■ Task objective:
The records below need to be copied in full. Match them exactly.

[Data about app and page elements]
▼

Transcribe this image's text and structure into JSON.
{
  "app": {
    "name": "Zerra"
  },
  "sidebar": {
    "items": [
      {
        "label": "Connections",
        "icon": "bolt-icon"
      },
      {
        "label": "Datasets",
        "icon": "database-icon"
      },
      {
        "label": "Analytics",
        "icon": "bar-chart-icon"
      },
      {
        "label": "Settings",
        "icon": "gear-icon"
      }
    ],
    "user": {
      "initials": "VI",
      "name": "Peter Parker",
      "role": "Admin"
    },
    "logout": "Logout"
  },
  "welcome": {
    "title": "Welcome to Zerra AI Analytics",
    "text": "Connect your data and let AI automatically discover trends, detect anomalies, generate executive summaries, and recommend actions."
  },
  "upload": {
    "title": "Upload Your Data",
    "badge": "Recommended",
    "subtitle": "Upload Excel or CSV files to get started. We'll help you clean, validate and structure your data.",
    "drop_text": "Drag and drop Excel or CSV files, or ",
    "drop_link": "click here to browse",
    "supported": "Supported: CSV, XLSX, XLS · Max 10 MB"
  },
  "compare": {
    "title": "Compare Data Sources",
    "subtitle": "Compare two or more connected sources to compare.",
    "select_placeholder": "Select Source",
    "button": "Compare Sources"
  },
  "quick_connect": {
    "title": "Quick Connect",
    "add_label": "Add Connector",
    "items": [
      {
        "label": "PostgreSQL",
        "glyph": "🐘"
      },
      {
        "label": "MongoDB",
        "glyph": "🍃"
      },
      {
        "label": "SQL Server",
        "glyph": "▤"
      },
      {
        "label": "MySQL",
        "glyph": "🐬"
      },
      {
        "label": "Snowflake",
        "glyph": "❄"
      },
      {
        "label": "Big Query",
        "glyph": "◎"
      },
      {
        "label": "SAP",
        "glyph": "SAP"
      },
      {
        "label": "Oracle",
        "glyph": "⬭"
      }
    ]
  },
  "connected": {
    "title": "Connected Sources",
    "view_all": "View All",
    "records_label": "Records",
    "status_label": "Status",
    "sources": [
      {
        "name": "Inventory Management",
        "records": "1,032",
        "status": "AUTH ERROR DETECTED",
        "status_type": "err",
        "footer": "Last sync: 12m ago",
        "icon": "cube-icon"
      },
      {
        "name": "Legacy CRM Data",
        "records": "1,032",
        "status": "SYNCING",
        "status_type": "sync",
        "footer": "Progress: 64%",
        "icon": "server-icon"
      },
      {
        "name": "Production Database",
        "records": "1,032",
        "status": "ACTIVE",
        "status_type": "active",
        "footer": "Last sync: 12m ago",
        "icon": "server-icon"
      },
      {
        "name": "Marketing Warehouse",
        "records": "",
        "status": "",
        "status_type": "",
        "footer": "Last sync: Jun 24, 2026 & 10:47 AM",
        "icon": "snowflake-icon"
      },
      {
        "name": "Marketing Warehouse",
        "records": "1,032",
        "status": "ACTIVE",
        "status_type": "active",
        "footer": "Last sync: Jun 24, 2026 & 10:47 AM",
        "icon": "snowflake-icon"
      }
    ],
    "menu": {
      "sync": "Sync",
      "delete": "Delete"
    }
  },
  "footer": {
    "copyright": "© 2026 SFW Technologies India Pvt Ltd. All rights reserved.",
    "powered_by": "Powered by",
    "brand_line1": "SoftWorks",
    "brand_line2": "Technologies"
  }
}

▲

■ Your solution:
Transcribe this image's text and structure into JSON.
{
  "app": {
    "name": "Zerra"
  },
  "sidebar": {
    "items": [
      {
        "label": "Connections",
        "icon": "bolt-icon"
      },
      {
        "label": "Datasets",
        "icon": "database-icon"
      },
      {
        "label": "Analytics",
        "icon": "bar-chart-icon"
      },
      {
        "label": "Settings",
        "icon": "gear-icon"
      }
    ],
    "user": {
      "initials": "VI",
      "name": "Peter Parker",
      "role": "Admin"
    },
    "logout": "Logout"
  },
  "welcome": {
    "title": "Welcome to Zerra AI Analytics",
    "text": "Connect your data and let AI automatically discover trends, detect anomalies, generate executive summaries, and recommend actions."
  },
  "upload": {
    "title": "Upload Your Data",
    "badge": "Recommended",
    "subtitle": "Upload Excel or CSV files to get started. We'll help you clean, validate and structure your data.",
    "drop_text": "Drag and drop Excel or CSV files, or ",
    "drop_link": "click here to browse",
    "supported": "Supported: CSV, XLSX, XLS · Max 10 MB"
  },
  "compare": {
    "title": "Compare Data Sources",
    "subtitle": "Compare two or more connected sources to compare.",
    "select_placeholder": "Select Source",
    "button": "Compare Sources"
  },
  "quick_connect": {
    "title": "Quick Connect",
    "add_label": "Add Connector",
    "items": [
      {
        "label": "PostgreSQL",
        "glyph": "🐘"
      },
      {
        "label": "MongoDB",
        "glyph": "🍃"
      },
      {
        "label": "SQL Server",
        "glyph": "▤"
      },
      {
        "label": "MySQL",
        "glyph": "🐬"
      },
      {
        "label": "Snowflake",
        "glyph": "❄"
      },
      {
        "label": "Big Query",
        "glyph": "◎"
      },
      {
        "label": "SAP",
        "glyph": "SAP"
      },
      {
        "label": "Oracle",
        "glyph": "⬭"
      }
    ]
  },
  "connected": {
    "title": "Connected Sources",
    "view_all": "View All",
    "records_label": "Records",
    "status_label": "Status",
    "sources": [
      {
        "name": "Inventory Management",
        "records": "1,032",
        "status": "AUTH ERROR DETECTED",
        "status_type": "err",
        "footer": "Last sync: 12m ago",
        "icon": "cube-icon"
      },
      {
        "name": "Legacy CRM Data",
        "records": "1,032",
        "status": "SYNCING",
        "status_type": "sync",
        "footer": "Progress: 64%",
        "icon": "server-icon"
      },
      {
        "name": "Production Database",
        "records": "1,032",
        "status": "ACTIVE",
        "status_type": "active",
        "footer": "Last sync: 12m ago",
        "icon": "server-icon"
      },
      {
        "name": "Marketing Warehouse",
        "records": "",
        "status": "",
        "status_type": "",
        "footer": "Last sync: Jun 24, 2026 & 10:47 AM",
        "icon": "snowflake-icon"
      },
      {
        "name": "Marketing Warehouse",
        "records": "1,032",
        "status": "ACTIVE",
        "status_type": "active",
        "footer": "Last sync: Jun 24, 2026 & 10:47 AM",
        "icon": "snowflake-icon"
      }
    ],
    "menu": {
      "sync": "Sync",
      "delete": "Delete"
    }
  },
  "footer": {
    "copyright": "© 2026 SFW Technologies India Pvt Ltd. All rights reserved.",
    "powered_by": "Powered by",
    "brand_line1": "SoftWorks",
    "brand_line2": "Technologies"
  }
}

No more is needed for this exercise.